ANACLA (Bamfield) – Near a pristine beach, the ancient village of Kiixin is veiled behind cedar branches. Intricately carved house-posts still stand, a testament to the ancestral homeland of Tyee Ha’wilth Nutchquoa (Head Chief Derek Peters) and the ancient capital of the Huu-ay-aht First Nation.
“We have kept Kiixin covered for a hundred years, and now we’re almost ready to share it with the world,” said Huu-ay-aht Chief Councillor Robert Dennis.
Designated as a National Heritage Site in 2000, the village of Kiixin (pronounced ‘KEY-hin’) was the centre of Huu-ay-aht government and once included 15 massive longhouses.

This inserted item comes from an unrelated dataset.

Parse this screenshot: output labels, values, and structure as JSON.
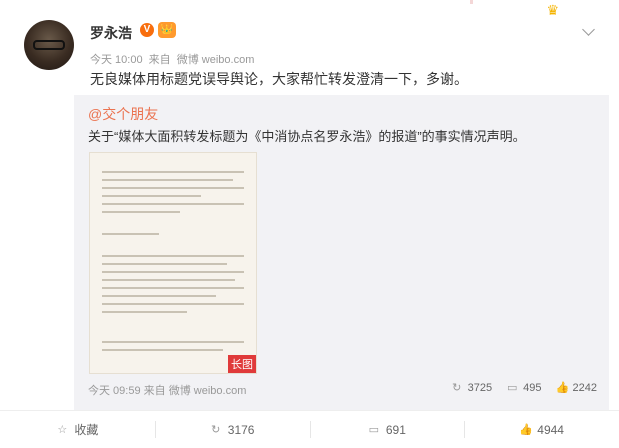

Today, dozens of the large house-posts still stand, and middens behind the largest longhouses are laden with whalebones from the once-common feasts.

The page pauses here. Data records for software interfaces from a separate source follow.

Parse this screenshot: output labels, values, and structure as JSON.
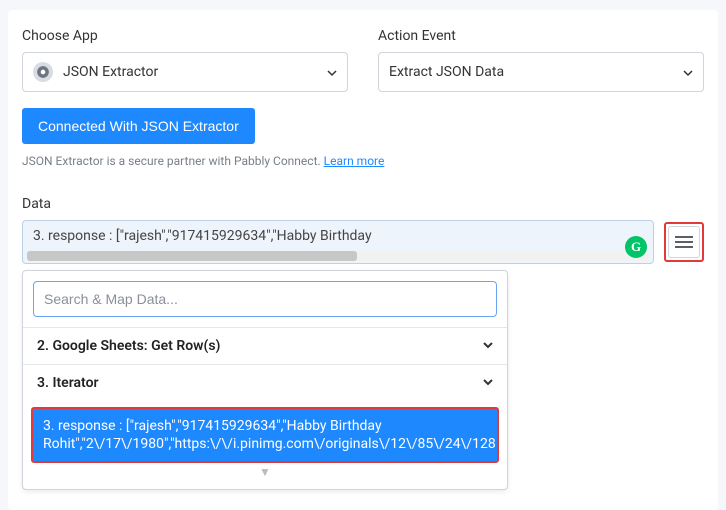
{
  "choose_app": {
    "label": "Choose App",
    "value": "JSON Extractor"
  },
  "action_event": {
    "label": "Action Event",
    "value": "Extract JSON Data"
  },
  "connect_button": "Connected With JSON Extractor",
  "help_text": "JSON Extractor is a secure partner with Pabbly Connect.",
  "help_link": "Learn more",
  "data": {
    "label": "Data",
    "value_line1": "3. response : [\"rajesh\",\"917415929634\",\"Habby Birthday",
    "search_placeholder": "Search & Map Data...",
    "items": [
      {
        "label": "2. Google Sheets: Get Row(s)"
      },
      {
        "label": "3. Iterator"
      }
    ],
    "selected_line1": "3. response : [\"rajesh\",\"917415929634\",\"Habby Birthday",
    "selected_line2": "Rohit\",\"2\\/17\\/1980\",\"https:\\/\\/i.pinimg.com\\/originals\\/12\\/85\\/24\\/128"
  },
  "g_badge": "G"
}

“Kiixin will soon become a cornerstone of our tourism strategy, as we work with Parks Canada to become partners on the West Coast Trail and show off the natural history of our area,” said Dennis.
The pair of carved welcome figures that have greeted visitors to the Royal BC Museum in Victoria for the past few decades were taken from Kiixin, and the site continues to fascinate anthropologists and archaeologists.
As part of the historic Maa-nulth final agreement on April 1, the Huu-ay-aht First Nation will work with Parks Canada, jointly managing the West Coast Trail Unit of Pacific Rim National Park Reserve within their traditional territories.